Get Rid of Memberships/Subscriptions You Never Utilize
A lot of people have subscriptions and memberships for countless things that they don’t utilize. However small that fee or charge may seem, it accumulates if you’re paying it for an extended period of time, and that money can add up to be lots of cash that you could use elsewhere.
List all of the subscriptions you have, and find out if you utilize them and whether they’re worth what you pay. Some of the most common examples of membership and subscription services include gym memberships, Hulu, SlingTV, cable, Amazon Prime, Sirius XM Radio, Birchbox, Stitch Fix, and more. Whatever subscription you have that you’re not using or is not making any impact in your life, get rid of it.
Do It Yourself
Most people rely on handypersons to fix things and to do specific tasks in their homes. If you quit relying on them and instead do it yourself, you could save a lot of cash in the long run. All you need is to learn new skills and fix stuff instead of spending your money on people to fix it for you.
Some of the tasks that you can do yourself to save money include:
- Washing your car. Instead of making that $10 investment to have your car cleaned, you could save up that money or use it for something else.
- Clean your gutters. You don’t have to pay that $100 to someone to wipe debris off your gutter. With just a garden hose, a ladder, and a pressure nozzle, you could get the work down on your own.
- Lawn care. Many people pay someone to cut their grass and trim tree branches in their homes. This is a job you can do swiftly and save some bucks.
- Do your own painting. Painting is one of the easiest jobs to do, and the tools required are pretty affordable. Why not perform the task in your free time and save some cash?
- Cook your meals. If you’re one of those people that spends a lot of cash on takeout orders and dining out regularly, what you don’t realize is that you’re wasting opportunities to save on something avoidable. Learn culinary skills and make your meals at home. You can save a lot if you just bake that cake or brew that coffee at home.
Buy Groceries in Bulk
Another way to save money is to buy pantry items and staple items in bulk. When you buy things in bulk, you save a few coins.
If you look at the cost per unit, you’ll realize that you spend a lot less if you buy more items in one go. When buying in small amounts, you’re most likely also paying for the additional packaging.
Also, this helps reduce the number of trips you make to the grocery store, saving you both gas and time. Plan your meals for a week in advance before you go shopping. By doing this, you’ll be able to know the items you’ll need during the week and buy them all on one trip.
Save on Household Bills
There are plenty of small changes that you can make at your home and save some money. These include:

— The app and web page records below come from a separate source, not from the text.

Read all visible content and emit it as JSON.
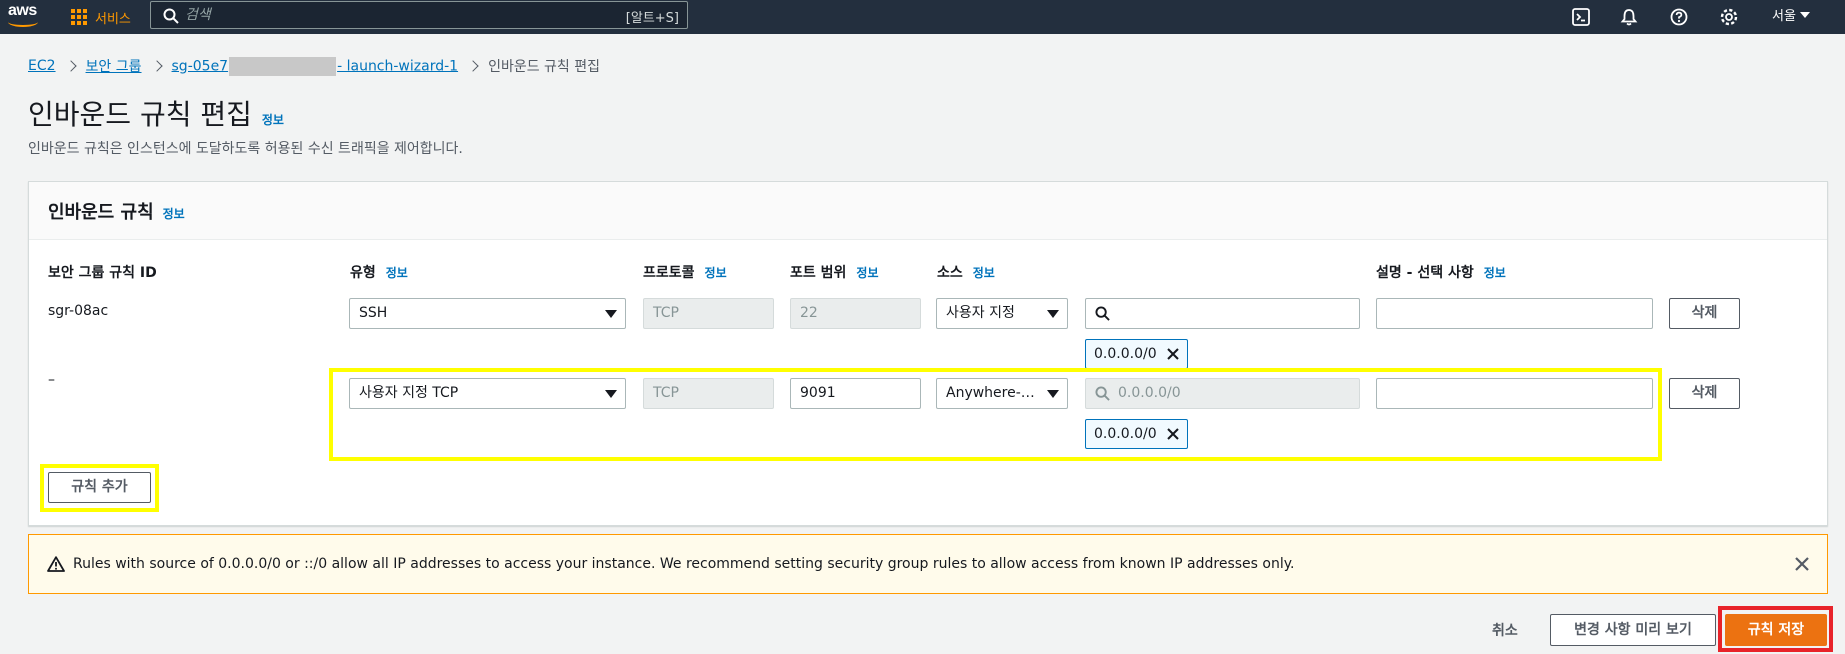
{
  "nav": {
    "logo_text": "aws",
    "services_label": "서비스",
    "search_placeholder": "검색",
    "search_shortcut": "[알트+S]",
    "region_label": "서울",
    "icons": [
      "cloudshell-icon",
      "bell-icon",
      "help-icon",
      "gear-icon"
    ]
  },
  "breadcrumb": {
    "items": [
      "EC2",
      "보안 그룹"
    ],
    "sg_prefix": "sg-05e7",
    "sg_suffix": "- launch-wizard-1",
    "current": "인바운드 규칙 편집"
  },
  "page": {
    "title": "인바운드 규칙 편집",
    "info": "정보",
    "description": "인바운드 규칙은 인스턴스에 도달하도록 허용된 수신 트래픽을 제어합니다."
  },
  "panel": {
    "title": "인바운드 규칙",
    "info": "정보",
    "columns": {
      "rule_id": "보안 그룹 규칙 ID",
      "type": "유형",
      "protocol": "프로토콜",
      "port_range": "포트 범위",
      "source": "소스",
      "description": "설명 - 선택 사항",
      "info": "정보"
    },
    "rows": [
      {
        "rule_id": "sgr-08ac",
        "type": "SSH",
        "protocol": "TCP",
        "port_range": "22",
        "source_type": "사용자 지정",
        "source_search": "",
        "cidr": "0.0.0.0/0",
        "description": "",
        "delete_label": "삭제"
      },
      {
        "rule_id": "–",
        "type": "사용자 지정 TCP",
        "protocol": "TCP",
        "port_range": "9091",
        "source_type": "Anywhere-I...",
        "source_search": "0.0.0.0/0",
        "cidr": "0.0.0.0/0",
        "description": "",
        "delete_label": "삭제"
      }
    ],
    "add_rule_label": "규칙 추가"
  },
  "warning": {
    "text": "Rules with source of 0.0.0.0/0 or ::/0 allow all IP addresses to access your instance. We recommend setting security group rules to allow access from known IP addresses only."
  },
  "footer": {
    "cancel_label": "취소",
    "preview_label": "변경 사항 미리 보기",
    "save_label": "규칙 저장"
  },
  "colors": {
    "nav_bg": "#232f3e",
    "accent_orange": "#ec7211",
    "link_blue": "#0073bb",
    "highlight_yellow": "#ffff00",
    "highlight_red": "#e8232a"
  }
}
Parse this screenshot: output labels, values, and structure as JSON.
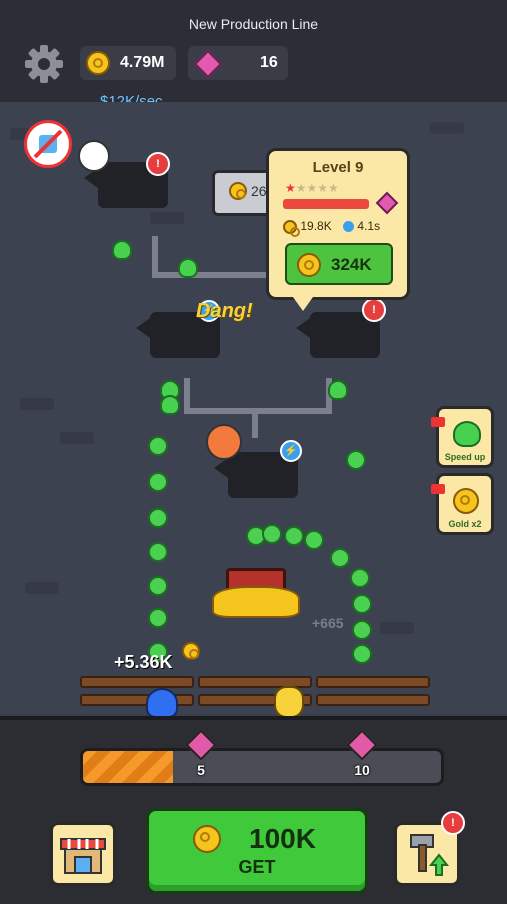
{
  "header": {
    "title": "New Production Line",
    "coins": "4.79M",
    "gems": "16",
    "income_rate": "$12K/sec"
  },
  "tooltip": {
    "level": "Level 9",
    "cost_stat": "19.8K",
    "time_stat": "4.1s",
    "upgrade_price": "324K"
  },
  "field": {
    "forge_partial_value": "26",
    "dang_text": "Dang!",
    "float_income": "+5.36K",
    "float_income_faded": "+665"
  },
  "side_buttons": {
    "speed_label": "Speed up",
    "gold_label": "Gold x2"
  },
  "progress": {
    "fill_fraction": 0.25,
    "milestone_1": "5",
    "milestone_2": "10"
  },
  "bottom": {
    "get_amount": "100K",
    "get_label": "GET"
  },
  "colors": {
    "accent_green": "#3fc93b",
    "coin_gold": "#f6c51d",
    "gem_pink": "#e45ab0",
    "income_blue": "#6fc3ff"
  }
}
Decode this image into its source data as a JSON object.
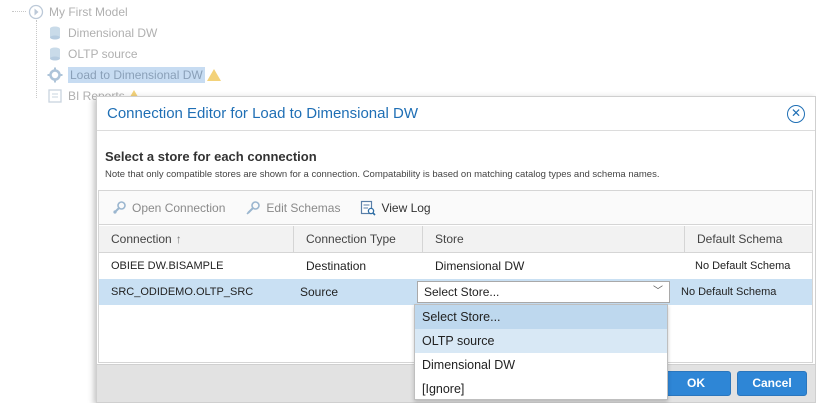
{
  "tree": {
    "root": {
      "label": "My First Model",
      "icon": "model-icon"
    },
    "items": [
      {
        "label": "Dimensional DW",
        "icon": "database-icon"
      },
      {
        "label": "OLTP source",
        "icon": "database-icon"
      },
      {
        "label": "Load to Dimensional DW",
        "icon": "gear-icon",
        "selected": true,
        "warning": true
      },
      {
        "label": "BI Reports",
        "icon": "report-icon",
        "warning": true
      }
    ]
  },
  "dialog": {
    "title": "Connection Editor for Load to Dimensional DW",
    "close_icon": "close-circle-icon",
    "heading": "Select a store for each connection",
    "note": "Note that only compatible stores are shown for a connection. Compatability is based on matching catalog types and schema names.",
    "toolbar": {
      "open_connection": "Open Connection",
      "edit_schemas": "Edit Schemas",
      "view_log": "View Log"
    },
    "columns": {
      "connection": "Connection",
      "connection_type": "Connection Type",
      "store": "Store",
      "default_schema": "Default Schema",
      "sort_icon": "↑"
    },
    "rows": [
      {
        "connection": "OBIEE DW.BISAMPLE",
        "type": "Destination",
        "store": "Dimensional DW",
        "schema": "No Default Schema"
      },
      {
        "connection": "SRC_ODIDEMO.OLTP_SRC",
        "type": "Source",
        "store": "Select Store...",
        "schema": "No Default Schema"
      }
    ],
    "store_options": [
      "Select Store...",
      "OLTP source",
      "Dimensional DW",
      "[Ignore]"
    ],
    "ok": "OK",
    "cancel": "Cancel"
  },
  "colors": {
    "accent": "#1f6fb5",
    "button": "#2e86d6",
    "selected_row": "#c9e0f3"
  }
}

- Adjusting your thermostat. The HVAC system is one of the most significant expenses for most households. If you have a programmable thermostat that you can adjust manually, change your temperature to save.
- Unplug your unused appliances. You could make a big difference if you unplug your house appliances when they are not in use.
- Take shorter showers. Taking shorter showers can help reduce the water bill significantly.
- Recycle stuff at home. Consider reusing certain items like containers or old fabrics, and consider repurposing scrap papers.
- Eat leftovers in your fridge. Instead of buying takeout orders, warm up what’s already available in your fridge.
Amanda is a senior financial copywriter at AdvanceSOS. She has more than six years of journalism experience, mostly in finance. She graduated with a Master’s degree in finance from the University of Oklahoma.